▶ [TO DO] Your answer must be every line of the data below that holds the string "will", copied exactly.

▶ [MATERIAL SHOWN]
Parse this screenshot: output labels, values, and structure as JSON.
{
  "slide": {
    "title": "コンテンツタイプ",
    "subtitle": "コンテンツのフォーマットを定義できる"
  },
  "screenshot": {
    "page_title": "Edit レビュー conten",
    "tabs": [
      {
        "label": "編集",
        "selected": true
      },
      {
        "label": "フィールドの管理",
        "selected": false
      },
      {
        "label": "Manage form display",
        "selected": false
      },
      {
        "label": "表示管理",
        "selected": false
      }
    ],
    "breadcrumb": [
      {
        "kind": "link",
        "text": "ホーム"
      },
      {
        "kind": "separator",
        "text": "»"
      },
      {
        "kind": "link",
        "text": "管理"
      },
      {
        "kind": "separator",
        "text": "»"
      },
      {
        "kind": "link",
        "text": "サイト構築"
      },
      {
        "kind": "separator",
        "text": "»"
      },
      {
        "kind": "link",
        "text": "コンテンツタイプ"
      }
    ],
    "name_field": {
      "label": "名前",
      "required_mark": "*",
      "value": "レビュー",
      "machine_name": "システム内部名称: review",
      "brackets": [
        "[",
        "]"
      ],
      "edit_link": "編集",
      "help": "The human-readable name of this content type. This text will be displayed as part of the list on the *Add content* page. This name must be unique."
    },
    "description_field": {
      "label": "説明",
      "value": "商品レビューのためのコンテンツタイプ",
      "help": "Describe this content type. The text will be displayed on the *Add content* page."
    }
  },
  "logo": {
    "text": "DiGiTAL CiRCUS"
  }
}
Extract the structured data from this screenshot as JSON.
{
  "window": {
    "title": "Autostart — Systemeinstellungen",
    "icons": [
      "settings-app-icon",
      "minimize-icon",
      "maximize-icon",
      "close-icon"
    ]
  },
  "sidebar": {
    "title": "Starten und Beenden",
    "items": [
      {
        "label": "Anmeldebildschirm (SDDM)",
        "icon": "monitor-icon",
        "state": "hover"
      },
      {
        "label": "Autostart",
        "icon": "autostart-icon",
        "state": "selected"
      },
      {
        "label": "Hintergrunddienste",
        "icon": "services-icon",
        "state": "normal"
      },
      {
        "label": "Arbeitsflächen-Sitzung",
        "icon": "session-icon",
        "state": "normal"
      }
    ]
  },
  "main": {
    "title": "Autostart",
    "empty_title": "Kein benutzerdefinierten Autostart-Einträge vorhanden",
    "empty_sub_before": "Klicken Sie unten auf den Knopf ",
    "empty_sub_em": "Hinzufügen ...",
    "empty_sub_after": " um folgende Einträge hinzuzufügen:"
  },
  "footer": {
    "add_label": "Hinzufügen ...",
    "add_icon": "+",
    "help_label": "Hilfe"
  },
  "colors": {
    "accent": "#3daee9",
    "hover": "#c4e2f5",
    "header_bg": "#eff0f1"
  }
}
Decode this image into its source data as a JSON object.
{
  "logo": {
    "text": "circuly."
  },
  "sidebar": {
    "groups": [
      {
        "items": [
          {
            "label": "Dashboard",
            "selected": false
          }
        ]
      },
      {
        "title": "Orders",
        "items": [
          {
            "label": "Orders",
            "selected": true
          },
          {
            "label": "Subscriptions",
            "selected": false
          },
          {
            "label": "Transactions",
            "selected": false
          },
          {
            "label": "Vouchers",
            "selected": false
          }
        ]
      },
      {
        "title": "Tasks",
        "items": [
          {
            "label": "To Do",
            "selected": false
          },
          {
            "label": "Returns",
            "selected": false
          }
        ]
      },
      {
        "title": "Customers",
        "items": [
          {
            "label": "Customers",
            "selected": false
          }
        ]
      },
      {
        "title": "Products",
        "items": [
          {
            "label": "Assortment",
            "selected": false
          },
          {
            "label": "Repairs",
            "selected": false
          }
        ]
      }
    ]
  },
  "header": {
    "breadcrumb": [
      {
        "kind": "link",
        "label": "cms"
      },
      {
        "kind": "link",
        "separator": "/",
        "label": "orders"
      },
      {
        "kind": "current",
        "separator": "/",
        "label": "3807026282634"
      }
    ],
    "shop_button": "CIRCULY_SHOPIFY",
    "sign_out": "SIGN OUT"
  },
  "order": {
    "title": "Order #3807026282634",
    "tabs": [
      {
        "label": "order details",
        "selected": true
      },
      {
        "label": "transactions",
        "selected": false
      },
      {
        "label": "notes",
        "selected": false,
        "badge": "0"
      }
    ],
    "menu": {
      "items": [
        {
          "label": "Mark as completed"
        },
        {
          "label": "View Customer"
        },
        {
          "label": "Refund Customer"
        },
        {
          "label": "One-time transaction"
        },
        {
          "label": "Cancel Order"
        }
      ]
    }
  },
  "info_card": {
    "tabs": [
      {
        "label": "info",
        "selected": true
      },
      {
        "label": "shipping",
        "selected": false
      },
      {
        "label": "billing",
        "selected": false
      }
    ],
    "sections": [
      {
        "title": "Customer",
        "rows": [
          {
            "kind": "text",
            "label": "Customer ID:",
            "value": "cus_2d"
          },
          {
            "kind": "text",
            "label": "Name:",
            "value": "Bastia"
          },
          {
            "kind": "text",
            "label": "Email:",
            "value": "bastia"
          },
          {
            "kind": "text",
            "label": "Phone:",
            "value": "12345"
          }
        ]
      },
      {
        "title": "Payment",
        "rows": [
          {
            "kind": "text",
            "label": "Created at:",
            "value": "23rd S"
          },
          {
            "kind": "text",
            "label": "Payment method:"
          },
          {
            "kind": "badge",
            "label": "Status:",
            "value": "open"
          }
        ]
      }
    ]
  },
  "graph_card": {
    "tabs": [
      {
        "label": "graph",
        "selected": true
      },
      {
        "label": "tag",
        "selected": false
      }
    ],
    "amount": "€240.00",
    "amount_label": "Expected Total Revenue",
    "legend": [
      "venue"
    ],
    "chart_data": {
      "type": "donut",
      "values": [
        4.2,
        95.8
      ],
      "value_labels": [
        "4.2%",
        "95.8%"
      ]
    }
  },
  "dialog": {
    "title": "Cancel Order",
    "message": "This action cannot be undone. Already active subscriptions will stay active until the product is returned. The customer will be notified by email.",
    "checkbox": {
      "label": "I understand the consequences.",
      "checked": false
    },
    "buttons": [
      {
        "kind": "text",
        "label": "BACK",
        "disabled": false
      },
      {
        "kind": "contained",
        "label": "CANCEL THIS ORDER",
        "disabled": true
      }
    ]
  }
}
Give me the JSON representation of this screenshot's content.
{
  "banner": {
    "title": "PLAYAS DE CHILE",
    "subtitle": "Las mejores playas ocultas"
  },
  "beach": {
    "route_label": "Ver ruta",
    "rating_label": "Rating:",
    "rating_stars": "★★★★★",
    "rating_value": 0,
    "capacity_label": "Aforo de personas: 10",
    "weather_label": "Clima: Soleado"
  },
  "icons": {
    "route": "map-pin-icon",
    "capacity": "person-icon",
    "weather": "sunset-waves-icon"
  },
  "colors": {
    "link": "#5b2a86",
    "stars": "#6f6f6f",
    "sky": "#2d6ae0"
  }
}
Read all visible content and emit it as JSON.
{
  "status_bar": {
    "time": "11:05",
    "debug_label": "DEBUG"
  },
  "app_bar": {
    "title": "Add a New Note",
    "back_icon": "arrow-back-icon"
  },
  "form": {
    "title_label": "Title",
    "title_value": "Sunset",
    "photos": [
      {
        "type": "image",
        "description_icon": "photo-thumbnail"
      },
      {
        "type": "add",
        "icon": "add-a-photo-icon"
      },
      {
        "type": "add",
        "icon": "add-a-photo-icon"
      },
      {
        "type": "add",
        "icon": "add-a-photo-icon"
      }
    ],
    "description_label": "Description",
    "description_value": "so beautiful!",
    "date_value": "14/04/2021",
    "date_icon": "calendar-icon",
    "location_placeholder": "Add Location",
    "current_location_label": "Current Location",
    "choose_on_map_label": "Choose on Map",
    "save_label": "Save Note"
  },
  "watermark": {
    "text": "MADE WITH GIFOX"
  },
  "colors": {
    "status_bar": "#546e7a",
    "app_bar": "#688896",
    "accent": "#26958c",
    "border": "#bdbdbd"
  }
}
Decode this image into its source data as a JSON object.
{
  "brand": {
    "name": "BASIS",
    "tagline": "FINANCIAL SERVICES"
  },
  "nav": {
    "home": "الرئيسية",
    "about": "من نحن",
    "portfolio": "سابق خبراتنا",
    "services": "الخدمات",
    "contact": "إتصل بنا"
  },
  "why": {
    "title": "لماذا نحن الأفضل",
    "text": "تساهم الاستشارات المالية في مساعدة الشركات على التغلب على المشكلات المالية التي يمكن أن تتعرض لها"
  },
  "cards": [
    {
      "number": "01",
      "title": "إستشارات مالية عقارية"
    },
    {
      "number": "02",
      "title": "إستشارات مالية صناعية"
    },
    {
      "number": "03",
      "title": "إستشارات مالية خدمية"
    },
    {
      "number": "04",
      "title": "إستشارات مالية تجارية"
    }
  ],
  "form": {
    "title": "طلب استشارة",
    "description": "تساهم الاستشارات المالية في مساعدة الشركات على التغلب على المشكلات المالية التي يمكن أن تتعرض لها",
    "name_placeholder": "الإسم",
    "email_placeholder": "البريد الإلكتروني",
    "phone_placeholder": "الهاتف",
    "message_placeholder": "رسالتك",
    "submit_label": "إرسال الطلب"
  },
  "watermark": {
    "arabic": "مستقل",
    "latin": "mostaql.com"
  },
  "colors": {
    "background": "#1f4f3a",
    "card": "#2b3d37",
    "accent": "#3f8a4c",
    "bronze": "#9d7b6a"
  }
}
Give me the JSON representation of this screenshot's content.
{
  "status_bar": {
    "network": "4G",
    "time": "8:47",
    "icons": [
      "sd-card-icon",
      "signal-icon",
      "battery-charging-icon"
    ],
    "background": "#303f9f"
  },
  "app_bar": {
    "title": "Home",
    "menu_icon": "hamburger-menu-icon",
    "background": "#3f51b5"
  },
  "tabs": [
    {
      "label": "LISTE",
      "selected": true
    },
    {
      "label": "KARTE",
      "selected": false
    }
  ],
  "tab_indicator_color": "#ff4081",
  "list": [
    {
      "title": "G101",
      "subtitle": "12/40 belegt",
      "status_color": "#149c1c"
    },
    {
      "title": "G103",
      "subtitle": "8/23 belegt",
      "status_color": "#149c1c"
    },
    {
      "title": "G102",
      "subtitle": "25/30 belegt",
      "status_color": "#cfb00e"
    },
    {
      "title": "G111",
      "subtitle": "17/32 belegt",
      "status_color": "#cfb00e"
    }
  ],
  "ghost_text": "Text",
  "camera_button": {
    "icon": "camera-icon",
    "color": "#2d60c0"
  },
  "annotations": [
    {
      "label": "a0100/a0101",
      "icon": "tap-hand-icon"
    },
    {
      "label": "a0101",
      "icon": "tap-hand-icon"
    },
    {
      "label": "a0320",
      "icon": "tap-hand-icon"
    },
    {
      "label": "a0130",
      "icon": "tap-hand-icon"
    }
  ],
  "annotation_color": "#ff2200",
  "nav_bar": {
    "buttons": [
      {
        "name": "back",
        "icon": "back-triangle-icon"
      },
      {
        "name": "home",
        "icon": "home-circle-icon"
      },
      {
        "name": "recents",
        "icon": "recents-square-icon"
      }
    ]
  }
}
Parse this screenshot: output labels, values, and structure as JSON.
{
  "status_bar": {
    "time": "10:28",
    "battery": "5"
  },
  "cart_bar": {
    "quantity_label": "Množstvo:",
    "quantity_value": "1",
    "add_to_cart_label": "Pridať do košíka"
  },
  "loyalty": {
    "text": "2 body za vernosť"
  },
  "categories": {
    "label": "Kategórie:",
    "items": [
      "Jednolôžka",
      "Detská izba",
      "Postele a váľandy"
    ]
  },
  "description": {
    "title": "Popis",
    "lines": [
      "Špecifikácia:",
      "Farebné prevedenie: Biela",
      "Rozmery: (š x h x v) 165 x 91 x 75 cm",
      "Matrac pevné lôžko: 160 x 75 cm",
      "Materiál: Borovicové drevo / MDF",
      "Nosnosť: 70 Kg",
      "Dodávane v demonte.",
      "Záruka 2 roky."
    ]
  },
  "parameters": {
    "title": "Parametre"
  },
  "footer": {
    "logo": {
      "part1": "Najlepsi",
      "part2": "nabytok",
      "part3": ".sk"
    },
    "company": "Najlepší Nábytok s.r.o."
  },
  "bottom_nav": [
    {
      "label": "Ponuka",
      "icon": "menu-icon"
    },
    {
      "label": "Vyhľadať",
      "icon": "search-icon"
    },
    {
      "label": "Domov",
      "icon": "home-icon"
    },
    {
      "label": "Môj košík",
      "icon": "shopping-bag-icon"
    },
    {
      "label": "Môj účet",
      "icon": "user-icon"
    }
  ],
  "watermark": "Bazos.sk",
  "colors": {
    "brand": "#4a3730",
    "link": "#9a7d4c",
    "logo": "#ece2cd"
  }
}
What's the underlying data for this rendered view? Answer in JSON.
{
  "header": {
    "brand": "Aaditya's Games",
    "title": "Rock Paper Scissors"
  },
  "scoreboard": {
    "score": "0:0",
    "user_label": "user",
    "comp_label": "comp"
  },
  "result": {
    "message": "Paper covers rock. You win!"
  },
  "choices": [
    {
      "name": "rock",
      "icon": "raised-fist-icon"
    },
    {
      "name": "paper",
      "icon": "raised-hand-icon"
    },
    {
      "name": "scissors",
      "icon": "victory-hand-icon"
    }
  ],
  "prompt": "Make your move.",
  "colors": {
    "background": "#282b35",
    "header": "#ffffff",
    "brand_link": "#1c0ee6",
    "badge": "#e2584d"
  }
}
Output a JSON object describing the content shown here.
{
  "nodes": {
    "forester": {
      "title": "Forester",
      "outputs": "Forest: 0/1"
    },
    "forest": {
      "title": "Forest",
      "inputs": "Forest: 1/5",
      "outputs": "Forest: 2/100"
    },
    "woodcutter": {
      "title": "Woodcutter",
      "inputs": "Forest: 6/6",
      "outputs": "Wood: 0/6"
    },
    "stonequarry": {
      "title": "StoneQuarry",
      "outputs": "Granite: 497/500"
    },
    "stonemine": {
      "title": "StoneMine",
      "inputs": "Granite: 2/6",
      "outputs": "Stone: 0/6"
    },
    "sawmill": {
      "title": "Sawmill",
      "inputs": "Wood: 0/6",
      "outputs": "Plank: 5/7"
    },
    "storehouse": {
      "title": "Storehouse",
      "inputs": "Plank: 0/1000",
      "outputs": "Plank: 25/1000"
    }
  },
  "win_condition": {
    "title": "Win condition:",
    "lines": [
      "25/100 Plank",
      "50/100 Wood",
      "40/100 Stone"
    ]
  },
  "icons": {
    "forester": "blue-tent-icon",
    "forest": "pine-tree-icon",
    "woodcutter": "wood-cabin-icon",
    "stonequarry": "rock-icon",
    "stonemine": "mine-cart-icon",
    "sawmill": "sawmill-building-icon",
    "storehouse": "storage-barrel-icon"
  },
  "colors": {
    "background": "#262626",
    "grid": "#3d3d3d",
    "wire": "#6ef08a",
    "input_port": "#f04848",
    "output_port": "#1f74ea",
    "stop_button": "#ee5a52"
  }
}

▶ [WRITTEN RESPONSE]
      "help": "The human-readable name of this content type. This text will be displayed as part of the list on the *Add content* page. This name must be unique."
      "help": "Describe this content type. The text will be displayed on the *Add content* page."
    "message": "This action cannot be undone. Already active subscriptions will stay active until the product is returned. The customer will be notified by email.",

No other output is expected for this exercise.